So when President Obama signs the Ryan White HIV/AIDS Treatment Extension Act this morning (11:50am EST), will he also fully repeal the travel ban that keeps HIV-positive foreigners from entering the country or becoming citizens? That’s what’s expected. But wait: Doesn’t that mean Obama will be knocking down a law without Congress’ approval? (UPDATE: Obama did it.)
It would seem so.
Congress OK’d the then-six-year-old law in 1993, back when AIDS was still reason enough to get scurrrred about shaking hands with someone who’s positive. Last year, Sens.
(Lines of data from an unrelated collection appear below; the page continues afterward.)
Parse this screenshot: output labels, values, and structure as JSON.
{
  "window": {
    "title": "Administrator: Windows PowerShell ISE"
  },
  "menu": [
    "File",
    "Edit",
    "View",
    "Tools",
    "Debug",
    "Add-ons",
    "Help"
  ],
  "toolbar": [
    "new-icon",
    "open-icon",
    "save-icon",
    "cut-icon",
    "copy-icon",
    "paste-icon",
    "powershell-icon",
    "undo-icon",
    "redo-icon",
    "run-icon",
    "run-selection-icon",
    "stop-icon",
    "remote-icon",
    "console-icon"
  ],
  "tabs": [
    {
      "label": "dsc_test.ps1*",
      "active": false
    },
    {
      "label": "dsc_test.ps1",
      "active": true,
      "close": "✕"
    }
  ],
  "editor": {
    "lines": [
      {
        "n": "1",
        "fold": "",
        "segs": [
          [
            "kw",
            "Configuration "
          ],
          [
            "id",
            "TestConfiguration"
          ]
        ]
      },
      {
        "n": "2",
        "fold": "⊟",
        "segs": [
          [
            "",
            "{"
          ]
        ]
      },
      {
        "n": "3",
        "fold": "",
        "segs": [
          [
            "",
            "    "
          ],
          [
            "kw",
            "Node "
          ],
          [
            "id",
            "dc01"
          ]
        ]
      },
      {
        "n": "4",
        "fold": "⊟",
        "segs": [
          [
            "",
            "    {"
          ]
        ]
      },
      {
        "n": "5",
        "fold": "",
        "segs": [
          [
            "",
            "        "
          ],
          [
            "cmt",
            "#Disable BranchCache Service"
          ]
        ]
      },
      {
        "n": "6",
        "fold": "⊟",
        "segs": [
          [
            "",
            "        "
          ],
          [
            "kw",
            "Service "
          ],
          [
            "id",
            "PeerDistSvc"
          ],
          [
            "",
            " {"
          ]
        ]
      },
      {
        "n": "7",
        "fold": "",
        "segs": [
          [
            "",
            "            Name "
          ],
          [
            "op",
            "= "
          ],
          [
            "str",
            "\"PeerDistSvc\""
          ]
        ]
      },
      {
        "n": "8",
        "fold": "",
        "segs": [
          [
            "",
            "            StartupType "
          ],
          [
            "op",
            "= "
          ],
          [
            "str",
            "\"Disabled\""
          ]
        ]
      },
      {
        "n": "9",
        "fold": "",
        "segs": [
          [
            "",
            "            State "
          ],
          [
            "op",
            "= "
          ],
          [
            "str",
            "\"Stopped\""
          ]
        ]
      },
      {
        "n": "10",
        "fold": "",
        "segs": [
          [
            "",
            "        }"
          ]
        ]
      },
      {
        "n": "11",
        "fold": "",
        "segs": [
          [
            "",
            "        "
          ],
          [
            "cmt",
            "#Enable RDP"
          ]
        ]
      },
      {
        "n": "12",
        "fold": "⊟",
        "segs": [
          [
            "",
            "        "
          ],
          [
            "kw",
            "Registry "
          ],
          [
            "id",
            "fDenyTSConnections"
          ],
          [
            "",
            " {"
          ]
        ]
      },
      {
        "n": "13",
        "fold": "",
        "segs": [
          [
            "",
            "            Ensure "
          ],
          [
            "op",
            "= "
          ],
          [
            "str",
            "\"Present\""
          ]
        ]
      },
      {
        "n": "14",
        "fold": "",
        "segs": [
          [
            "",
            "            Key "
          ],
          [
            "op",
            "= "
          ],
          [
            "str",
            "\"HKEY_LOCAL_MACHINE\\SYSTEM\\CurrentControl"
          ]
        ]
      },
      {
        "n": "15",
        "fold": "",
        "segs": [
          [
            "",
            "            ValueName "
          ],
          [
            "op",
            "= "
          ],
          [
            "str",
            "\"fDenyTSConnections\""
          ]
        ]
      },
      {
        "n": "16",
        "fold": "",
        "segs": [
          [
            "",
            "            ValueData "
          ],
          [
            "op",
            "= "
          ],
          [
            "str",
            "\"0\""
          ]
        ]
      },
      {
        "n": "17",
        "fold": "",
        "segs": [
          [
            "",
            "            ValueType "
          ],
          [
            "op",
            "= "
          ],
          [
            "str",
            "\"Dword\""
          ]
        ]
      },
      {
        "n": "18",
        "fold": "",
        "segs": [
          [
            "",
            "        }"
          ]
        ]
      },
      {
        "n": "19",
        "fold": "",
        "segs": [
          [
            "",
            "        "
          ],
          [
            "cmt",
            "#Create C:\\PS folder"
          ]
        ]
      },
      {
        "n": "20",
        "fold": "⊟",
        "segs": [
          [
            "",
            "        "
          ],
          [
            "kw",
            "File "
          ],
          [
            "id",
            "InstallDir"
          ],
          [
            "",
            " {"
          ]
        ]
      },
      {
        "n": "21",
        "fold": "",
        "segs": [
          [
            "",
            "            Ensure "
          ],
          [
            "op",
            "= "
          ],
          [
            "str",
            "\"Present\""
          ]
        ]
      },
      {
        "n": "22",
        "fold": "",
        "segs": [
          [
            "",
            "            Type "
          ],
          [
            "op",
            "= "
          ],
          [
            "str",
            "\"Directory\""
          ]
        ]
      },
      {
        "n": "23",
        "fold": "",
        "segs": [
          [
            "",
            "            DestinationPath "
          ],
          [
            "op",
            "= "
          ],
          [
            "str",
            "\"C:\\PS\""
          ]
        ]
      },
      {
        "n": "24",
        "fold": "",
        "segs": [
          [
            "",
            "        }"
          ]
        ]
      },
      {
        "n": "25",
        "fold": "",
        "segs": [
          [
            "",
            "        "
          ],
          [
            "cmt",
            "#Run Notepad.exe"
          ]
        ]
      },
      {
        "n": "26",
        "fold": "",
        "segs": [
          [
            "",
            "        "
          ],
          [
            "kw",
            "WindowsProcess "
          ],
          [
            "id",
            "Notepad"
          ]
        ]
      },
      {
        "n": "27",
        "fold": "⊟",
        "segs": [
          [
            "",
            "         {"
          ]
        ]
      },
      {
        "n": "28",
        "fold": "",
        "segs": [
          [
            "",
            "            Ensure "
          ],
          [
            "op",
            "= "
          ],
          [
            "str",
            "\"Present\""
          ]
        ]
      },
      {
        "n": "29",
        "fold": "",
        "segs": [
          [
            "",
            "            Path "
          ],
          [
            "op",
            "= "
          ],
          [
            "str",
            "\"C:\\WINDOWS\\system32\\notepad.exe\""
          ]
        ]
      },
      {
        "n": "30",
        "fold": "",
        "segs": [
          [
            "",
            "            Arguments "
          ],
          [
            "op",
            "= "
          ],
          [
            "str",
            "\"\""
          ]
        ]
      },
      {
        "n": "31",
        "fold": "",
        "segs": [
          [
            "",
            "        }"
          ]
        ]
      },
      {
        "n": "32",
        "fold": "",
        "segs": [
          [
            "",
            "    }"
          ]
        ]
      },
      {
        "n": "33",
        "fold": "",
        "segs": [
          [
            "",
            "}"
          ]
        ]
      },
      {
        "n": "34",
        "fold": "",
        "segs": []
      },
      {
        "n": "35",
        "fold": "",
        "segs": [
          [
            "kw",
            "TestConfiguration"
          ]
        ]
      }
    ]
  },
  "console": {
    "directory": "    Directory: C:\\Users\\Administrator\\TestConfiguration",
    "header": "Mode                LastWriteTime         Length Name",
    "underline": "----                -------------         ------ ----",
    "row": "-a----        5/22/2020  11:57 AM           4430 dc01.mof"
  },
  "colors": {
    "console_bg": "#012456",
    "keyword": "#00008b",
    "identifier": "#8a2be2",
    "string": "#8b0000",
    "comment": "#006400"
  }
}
John Kerry and Gordon Smith, along with Rep. Barbara Lee got a reversal on the ban through Congress, but before President George W. Bush could finalize everything (he signed it into law), his term expired.
Which appears to be how Obama will clean up some unfinished business without having to get lawmakers to issue another reversal: Just pick up where Bush left off.
The Office of Management and Budget and the Health and Human Services Department are already working on what happens post-repeal.
And if Obama makes good on rumor and kills the travel ban while re-upping billions of federal dollars for AIDS treatment and prevention programs, well, won’t we have one less thing to bitch about?
UPDATE: Obama just did as expected, signing the Ryan White extension, and the end of the HIV Travel and Immigration Ban. The new rules take effect in January — as the Department of Health and Human Services is given 60 days to enact the new rules — meaning HIV status is no longer a factor in issuing visas or immigration papers.
OBAMA’S FULL REMARKS on the next page.